Don’t get caught with your participle dangling in the wind
At the risk of pathetic fatalism I’m going to come clean right at the beginning that I’m not sure if it’s possible to write something interesting about grammar, so at this point I apologize. However, you’re not exactly going to be spared either. My condolences…
It’s hard to say exactly where language is headed these days ( English, if you really want me to betray my inherent cultural bias. But I figure every language’s pundits furrow their brows at this bugaboo. But I digress…). Contrary to what my tyrannical grade eight english teacher(Gr. E. T.) would have you believe, grammar is not absolutely set in stone.
As you’d probably quickly gather from watching MuchMusic, YTV, or any youth-oiented television channel, there are a whole bunch of words in play which I’m sure would give my Gr. E. T. an aneurysm. “Hollah” does not mean “call me” to him, but then again, he probably uses phrases like “let’s shag ass” when he was ready to go and refers to a girl in a skirt as having great “gams.” My point is, popular language changes over time.
So does formal language. For instance, thou was at one point the English equivalent of the French tu and you of formal vous. But as you’ll notice no one except some hung-up lovesick English major really uses thou, and even then he only uses it to try and score points with some foolish young frosh woman who swoons at romantic poetry ( if there are any left). Besides, I’m sure the up lovesick English major doesn’t use thou when he’s later telling his fellow up lovesick English majors at the bar later how he struck-out.
The constant evolution of the way we speak and write is a reality. If it didn’t we’d sound like this: Us is riht micel __ææt we rodera weard, wereda wuldorcining, wordum herigen, modum lufien! ( It’s Old English, the first verse of Genesis, if you really want know.) But then again, in 1000 years the way we write and talk now will be regarded with similar incomprehensive looks and scratching of heads. It’s a long way from Old English to what we have now, yet we see this process everyday.
A Brief Interpolative Anecdote to Help My Point
One day I was passed by by some youths (actually they were 19-year-olds) and overheard this conversation:
Youth 1: Yo! You know Steve?
Youth 2: Yo! Yo! Yo! I know Steve! Yo! He’s mad cool!

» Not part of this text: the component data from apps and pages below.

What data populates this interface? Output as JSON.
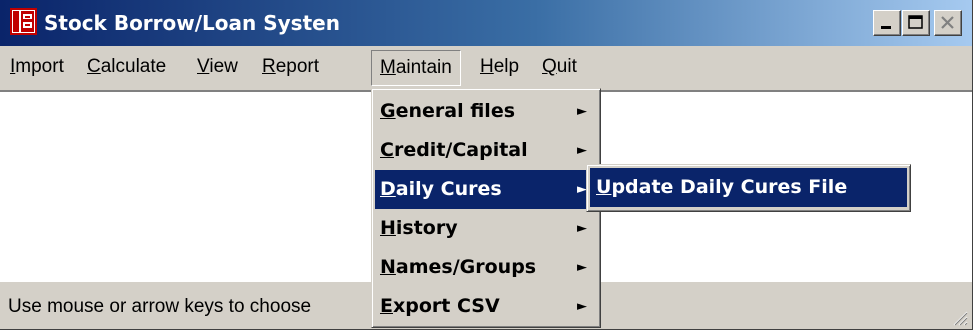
{
  "window": {
    "title": "Stock Borrow/Loan Systen",
    "colors": {
      "titlebar": "#0a246a",
      "highlight": "#0a246a",
      "face": "#d4d0c8"
    }
  },
  "menubar": {
    "items": [
      {
        "label": "Import"
      },
      {
        "label": "Calculate"
      },
      {
        "label": "View"
      },
      {
        "label": "Report"
      },
      {
        "label": "Maintain",
        "open": true
      },
      {
        "label": "Help"
      },
      {
        "label": "Quit"
      }
    ]
  },
  "maintain_menu": {
    "items": [
      {
        "label": "General files",
        "submenu_arrow": "►"
      },
      {
        "label": "Credit/Capital",
        "submenu_arrow": "►"
      },
      {
        "label": "Daily Cures",
        "submenu_arrow": "►",
        "selected": true
      },
      {
        "label": "History",
        "submenu_arrow": "►"
      },
      {
        "label": "Names/Groups",
        "submenu_arrow": "►"
      },
      {
        "label": "Export CSV",
        "submenu_arrow": "►"
      }
    ]
  },
  "daily_cures_submenu": {
    "items": [
      {
        "label": "Update Daily Cures File",
        "selected": true
      }
    ]
  },
  "statusbar": {
    "text": "Use mouse or arrow keys to choose"
  },
  "icons": {
    "app": "app-icon",
    "minimize": "minimize-icon",
    "maximize": "maximize-icon",
    "close": "close-icon",
    "submenu": "submenu-arrow-icon",
    "grip": "resize-grip-icon"
  }
}
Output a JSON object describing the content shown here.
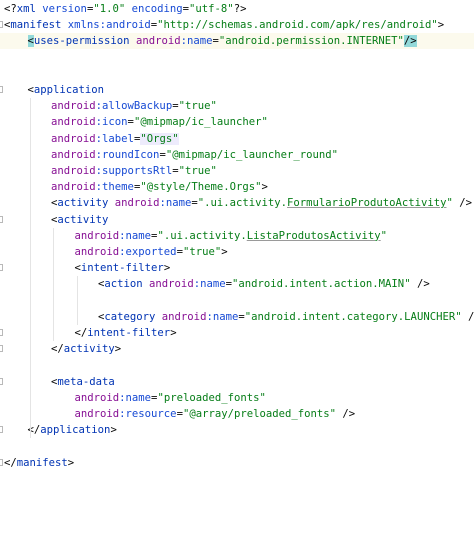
{
  "editor": {
    "lines": [
      {
        "indent": 0,
        "fold": false,
        "segments": [
          {
            "c": "pi",
            "t": "<?"
          },
          {
            "c": "tag",
            "t": "xml "
          },
          {
            "c": "attr",
            "t": "version"
          },
          {
            "c": "bracket",
            "t": "="
          },
          {
            "c": "val",
            "t": "\"1.0\""
          },
          {
            "c": "bracket",
            "t": " "
          },
          {
            "c": "attr",
            "t": "encoding"
          },
          {
            "c": "bracket",
            "t": "="
          },
          {
            "c": "val",
            "t": "\"utf-8\""
          },
          {
            "c": "pi",
            "t": "?>"
          }
        ]
      },
      {
        "indent": 0,
        "fold": true,
        "segments": [
          {
            "c": "bracket",
            "t": "<"
          },
          {
            "c": "tag",
            "t": "manifest "
          },
          {
            "c": "attr",
            "t": "xmlns:android"
          },
          {
            "c": "bracket",
            "t": "="
          },
          {
            "c": "val",
            "t": "\"http://schemas.android.com/apk/res/android\""
          },
          {
            "c": "bracket",
            "t": ">"
          }
        ]
      },
      {
        "indent": 1,
        "fold": false,
        "highlight": true,
        "segments": [
          {
            "c": "bracket match",
            "t": "<"
          },
          {
            "c": "tag",
            "t": "uses-permission "
          },
          {
            "c": "ns",
            "t": "android"
          },
          {
            "c": "attr",
            "t": ":name"
          },
          {
            "c": "bracket",
            "t": "="
          },
          {
            "c": "val",
            "t": "\"android.permission.INTERNET\""
          },
          {
            "c": "bracket match",
            "t": "/>"
          }
        ]
      },
      {
        "indent": 0,
        "fold": false,
        "segments": []
      },
      {
        "indent": 0,
        "fold": false,
        "segments": []
      },
      {
        "indent": 1,
        "fold": true,
        "segments": [
          {
            "c": "bracket",
            "t": "<"
          },
          {
            "c": "tag",
            "t": "application"
          }
        ]
      },
      {
        "indent": 2,
        "fold": false,
        "segments": [
          {
            "c": "ns",
            "t": "android"
          },
          {
            "c": "attr",
            "t": ":allowBackup"
          },
          {
            "c": "bracket",
            "t": "="
          },
          {
            "c": "val",
            "t": "\"true\""
          }
        ]
      },
      {
        "indent": 2,
        "fold": false,
        "segments": [
          {
            "c": "ns",
            "t": "android"
          },
          {
            "c": "attr",
            "t": ":icon"
          },
          {
            "c": "bracket",
            "t": "="
          },
          {
            "c": "val",
            "t": "\"@mipmap/ic_launcher\""
          }
        ]
      },
      {
        "indent": 2,
        "fold": false,
        "segments": [
          {
            "c": "ns",
            "t": "android"
          },
          {
            "c": "attr",
            "t": ":label"
          },
          {
            "c": "bracket",
            "t": "="
          },
          {
            "c": "val labelhl",
            "t": "\"Orgs\""
          }
        ]
      },
      {
        "indent": 2,
        "fold": false,
        "segments": [
          {
            "c": "ns",
            "t": "android"
          },
          {
            "c": "attr",
            "t": ":roundIcon"
          },
          {
            "c": "bracket",
            "t": "="
          },
          {
            "c": "val",
            "t": "\"@mipmap/ic_launcher_round\""
          }
        ]
      },
      {
        "indent": 2,
        "fold": false,
        "segments": [
          {
            "c": "ns",
            "t": "android"
          },
          {
            "c": "attr",
            "t": ":supportsRtl"
          },
          {
            "c": "bracket",
            "t": "="
          },
          {
            "c": "val",
            "t": "\"true\""
          }
        ]
      },
      {
        "indent": 2,
        "fold": false,
        "segments": [
          {
            "c": "ns",
            "t": "android"
          },
          {
            "c": "attr",
            "t": ":theme"
          },
          {
            "c": "bracket",
            "t": "="
          },
          {
            "c": "val",
            "t": "\"@style/Theme.Orgs\""
          },
          {
            "c": "bracket",
            "t": ">"
          }
        ]
      },
      {
        "indent": 2,
        "fold": false,
        "segments": [
          {
            "c": "bracket",
            "t": "<"
          },
          {
            "c": "tag",
            "t": "activity "
          },
          {
            "c": "ns",
            "t": "android"
          },
          {
            "c": "attr",
            "t": ":name"
          },
          {
            "c": "bracket",
            "t": "="
          },
          {
            "c": "val",
            "t": "\".ui.activity."
          },
          {
            "c": "val linkval",
            "t": "FormularioProdutoActivity"
          },
          {
            "c": "val",
            "t": "\""
          },
          {
            "c": "bracket",
            "t": " />"
          }
        ]
      },
      {
        "indent": 2,
        "fold": true,
        "segments": [
          {
            "c": "bracket",
            "t": "<"
          },
          {
            "c": "tag",
            "t": "activity"
          }
        ]
      },
      {
        "indent": 3,
        "fold": false,
        "segments": [
          {
            "c": "ns",
            "t": "android"
          },
          {
            "c": "attr",
            "t": ":name"
          },
          {
            "c": "bracket",
            "t": "="
          },
          {
            "c": "val",
            "t": "\".ui.activity."
          },
          {
            "c": "val linkval",
            "t": "ListaProdutosActivity"
          },
          {
            "c": "val",
            "t": "\""
          }
        ]
      },
      {
        "indent": 3,
        "fold": false,
        "segments": [
          {
            "c": "ns",
            "t": "android"
          },
          {
            "c": "attr",
            "t": ":exported"
          },
          {
            "c": "bracket",
            "t": "="
          },
          {
            "c": "val",
            "t": "\"true\""
          },
          {
            "c": "bracket",
            "t": ">"
          }
        ]
      },
      {
        "indent": 3,
        "fold": true,
        "segments": [
          {
            "c": "bracket",
            "t": "<"
          },
          {
            "c": "tag",
            "t": "intent-filter"
          },
          {
            "c": "bracket",
            "t": ">"
          }
        ]
      },
      {
        "indent": 4,
        "fold": false,
        "segments": [
          {
            "c": "bracket",
            "t": "<"
          },
          {
            "c": "tag",
            "t": "action "
          },
          {
            "c": "ns",
            "t": "android"
          },
          {
            "c": "attr",
            "t": ":name"
          },
          {
            "c": "bracket",
            "t": "="
          },
          {
            "c": "val",
            "t": "\"android.intent.action.MAIN\""
          },
          {
            "c": "bracket",
            "t": " />"
          }
        ]
      },
      {
        "indent": 0,
        "fold": false,
        "segments": []
      },
      {
        "indent": 4,
        "fold": false,
        "segments": [
          {
            "c": "bracket",
            "t": "<"
          },
          {
            "c": "tag",
            "t": "category "
          },
          {
            "c": "ns",
            "t": "android"
          },
          {
            "c": "attr",
            "t": ":name"
          },
          {
            "c": "bracket",
            "t": "="
          },
          {
            "c": "val",
            "t": "\"android.intent.category.LAUNCHER\""
          },
          {
            "c": "bracket",
            "t": " />"
          }
        ]
      },
      {
        "indent": 3,
        "fold": true,
        "segments": [
          {
            "c": "bracket",
            "t": "</"
          },
          {
            "c": "tag",
            "t": "intent-filter"
          },
          {
            "c": "bracket",
            "t": ">"
          }
        ]
      },
      {
        "indent": 2,
        "fold": true,
        "segments": [
          {
            "c": "bracket",
            "t": "</"
          },
          {
            "c": "tag",
            "t": "activity"
          },
          {
            "c": "bracket",
            "t": ">"
          }
        ]
      },
      {
        "indent": 0,
        "fold": false,
        "segments": []
      },
      {
        "indent": 2,
        "fold": true,
        "segments": [
          {
            "c": "bracket",
            "t": "<"
          },
          {
            "c": "tag",
            "t": "meta-data"
          }
        ]
      },
      {
        "indent": 3,
        "fold": false,
        "segments": [
          {
            "c": "ns",
            "t": "android"
          },
          {
            "c": "attr",
            "t": ":name"
          },
          {
            "c": "bracket",
            "t": "="
          },
          {
            "c": "val",
            "t": "\"preloaded_fonts\""
          }
        ]
      },
      {
        "indent": 3,
        "fold": false,
        "segments": [
          {
            "c": "ns",
            "t": "android"
          },
          {
            "c": "attr",
            "t": ":resource"
          },
          {
            "c": "bracket",
            "t": "="
          },
          {
            "c": "val",
            "t": "\"@array/preloaded_fonts\""
          },
          {
            "c": "bracket",
            "t": " />"
          }
        ]
      },
      {
        "indent": 1,
        "fold": true,
        "segments": [
          {
            "c": "bracket",
            "t": "</"
          },
          {
            "c": "tag",
            "t": "application"
          },
          {
            "c": "bracket",
            "t": ">"
          }
        ]
      },
      {
        "indent": 0,
        "fold": false,
        "segments": []
      },
      {
        "indent": 0,
        "fold": true,
        "segments": [
          {
            "c": "bracket",
            "t": "</"
          },
          {
            "c": "tag",
            "t": "manifest"
          },
          {
            "c": "bracket",
            "t": ">"
          }
        ]
      }
    ]
  },
  "colors": {
    "tag": "#0033b3",
    "attribute": "#174ad4",
    "namespace": "#871094",
    "value": "#067d17",
    "bracket_match": "#93d9d9",
    "current_line": "#fcfaed"
  }
}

I could picture the vein in my Gr. E.T.’s head throbbing. However, it seemed to me that though there was only an age difference of four years, I almost found them incomprehensible (not that different, mind you. I’m with it. I say ‘yo’ and ‘word,’ but I can’t help but inculcate my usage of them with a certain amount of un-hip irony and self-consciousness).
All this points to some important questions: Who determines what is appropriate language? What are the criteria involved? It’s hard to say.
A lot of what passes for canon law in language usage is based upon arbitrary tradition. For instance, there is no real logical metaphysical reason why we use felt instead of feeled, or that the plural of goose is geese, but the plural of moose isn’t. It’s the lingual equivalent of cultural norms, like “guys wear pants and not skirts.” Sure you can flaunt these sorts of arbitrary decretum, but it gets awkward. Especially if you’re a guy and you wear a skirt to work. Even in less formal language some norms and restrictions are unbeatable. For example, it is literally impossible to use fuck as an adverb.
Just like in culture there is a perpetual conflict between the old traditions and newer developments. My Gr .E. T. used to complain on a regular basis about how kids threw like around (ie. “I, like, saw Johnny at Macy’s and she was, like, totally giving him her, like, phone number.”) and how this was simply an inappropriate way to speak. Even though it seems to have received a certain amount of acceptance in casual speech, it is rare that you’ll find it written down except in, like, ironic and satirical capacities. But the linguistic phenomenon of like is receiving greater academic attention, such as by Muffy Siegel of Temple University, whose research tries to pin down the nature of like’s usage in modern language. Maybe this will make like a little more likable to the grammatical old-guard out there (though it doesn’t seem likely).
In the end the battle over appropriate and inappropriate language boils down to context. Formal grammar and word usage will always butt its heads against the various dialects and slang terms out there, a conflict that often manifests itself in grannies vigorously ramming soap into precocious seven year-old mouths. There is a place, time and particularly effective and aesthetic benefit to all linguistic evolution in most respects. Just remember, a lot of the time, it’s a fine line between cookies and soap.